══ Records provided ══
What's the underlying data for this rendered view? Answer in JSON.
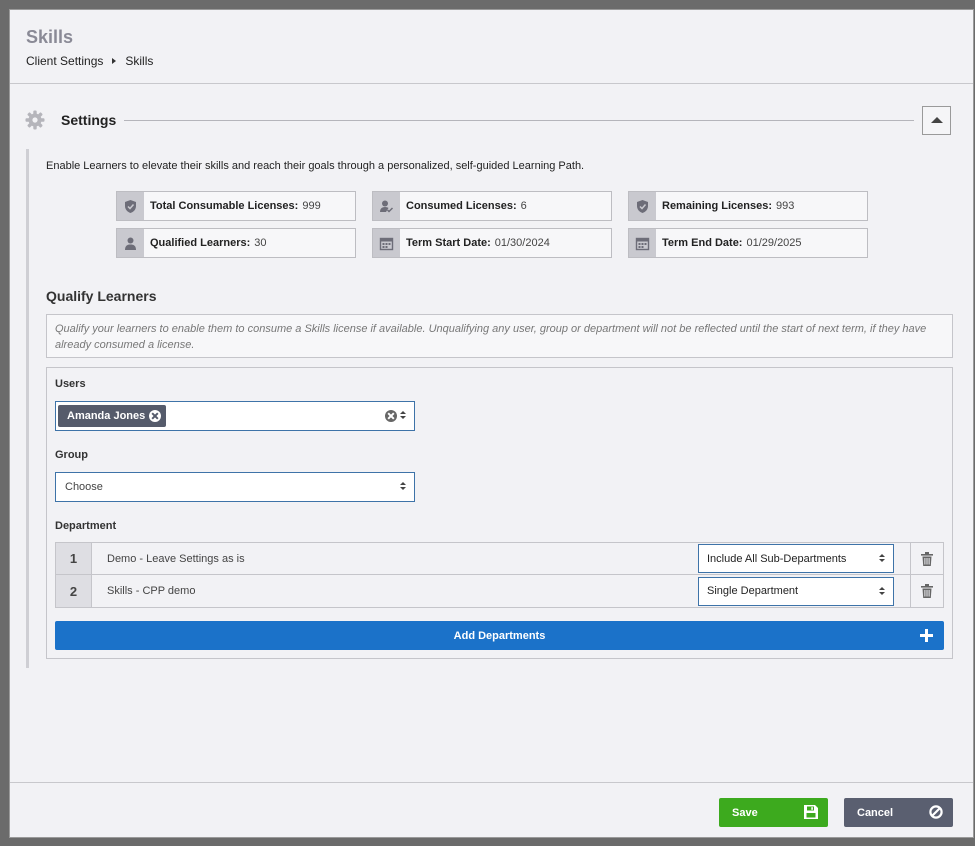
{
  "header": {
    "title": "Skills",
    "breadcrumb": [
      "Client Settings",
      "Skills"
    ]
  },
  "settings": {
    "title": "Settings",
    "description": "Enable Learners to elevate their skills and reach their goals through a personalized, self-guided Learning Path."
  },
  "licenses": [
    {
      "label": "Total Consumable Licenses:",
      "value": "999",
      "icon": "licenses-icon"
    },
    {
      "label": "Consumed Licenses:",
      "value": "6",
      "icon": "user-check-icon"
    },
    {
      "label": "Remaining Licenses:",
      "value": "993",
      "icon": "licenses-icon"
    },
    {
      "label": "Qualified Learners:",
      "value": "30",
      "icon": "user-icon"
    },
    {
      "label": "Term Start Date:",
      "value": "01/30/2024",
      "icon": "calendar-icon"
    },
    {
      "label": "Term End Date:",
      "value": "01/29/2025",
      "icon": "calendar-icon"
    }
  ],
  "qualify": {
    "title": "Qualify Learners",
    "note": "Qualify your learners to enable them to consume a Skills license if available. Unqualifying any user, group or department will not be reflected until the start of next term, if they have already consumed a license.",
    "users_label": "Users",
    "selected_user": "Amanda Jones",
    "group_label": "Group",
    "group_value": "Choose",
    "department_label": "Department",
    "departments": [
      {
        "num": "1",
        "name": "Demo - Leave Settings as is",
        "option": "Include All Sub-Departments"
      },
      {
        "num": "2",
        "name": "Skills - CPP demo",
        "option": "Single Department"
      }
    ],
    "add_departments_label": "Add Departments"
  },
  "footer": {
    "save_label": "Save",
    "cancel_label": "Cancel"
  },
  "colors": {
    "primary": "#1b72c9",
    "save": "#3daa1e",
    "cancel": "#5a5f70"
  }
}
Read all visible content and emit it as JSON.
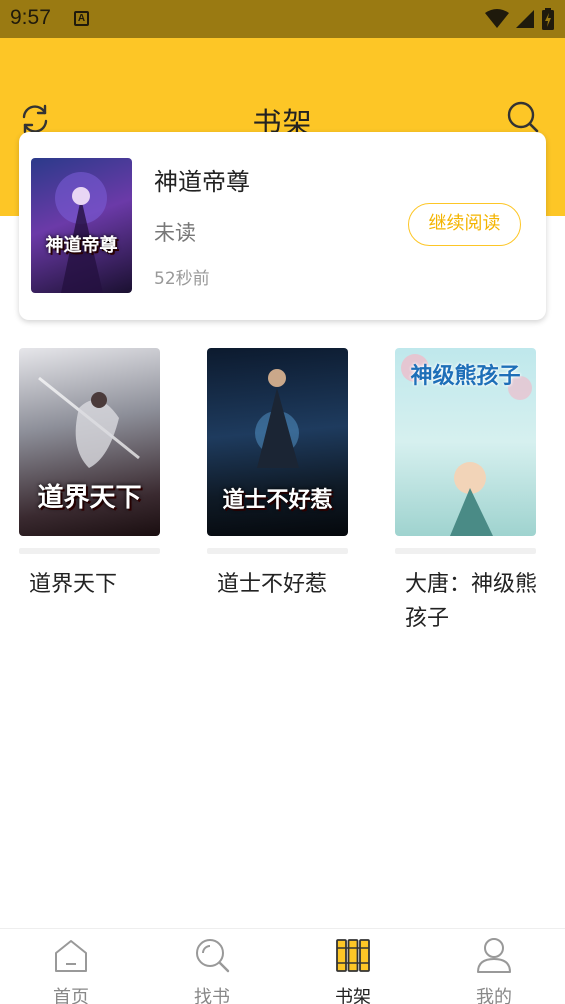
{
  "status_bar": {
    "time": "9:57",
    "sim_label": "A"
  },
  "header": {
    "title": "书架"
  },
  "featured": {
    "title": "神道帝尊",
    "status": "未读",
    "last_read": "52秒前",
    "continue_label": "继续阅读",
    "cover_text": "神道帝尊"
  },
  "books": [
    {
      "title": "道界天下",
      "cover_text": "道界天下"
    },
    {
      "title": "道士不好惹",
      "cover_text": "道士不好惹"
    },
    {
      "title": "大唐：神级熊孩子",
      "cover_text": "神级熊孩子"
    }
  ],
  "nav": [
    {
      "label": "首页",
      "icon": "home-icon",
      "active": false
    },
    {
      "label": "找书",
      "icon": "search-icon",
      "active": false
    },
    {
      "label": "书架",
      "icon": "bookshelf-icon",
      "active": true
    },
    {
      "label": "我的",
      "icon": "profile-icon",
      "active": false
    }
  ],
  "colors": {
    "accent": "#fdc626",
    "status_bar": "#9a7a12"
  }
}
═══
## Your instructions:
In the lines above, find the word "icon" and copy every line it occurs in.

## Answer area:
      "icon": "licenses-icon"
      "icon": "user-check-icon"
      "icon": "licenses-icon"
      "icon": "user-icon"
      "icon": "calendar-icon"
      "icon": "calendar-icon"
      "icon": "home-icon",
      "icon": "search-icon",
      "icon": "bookshelf-icon",
      "icon": "profile-icon",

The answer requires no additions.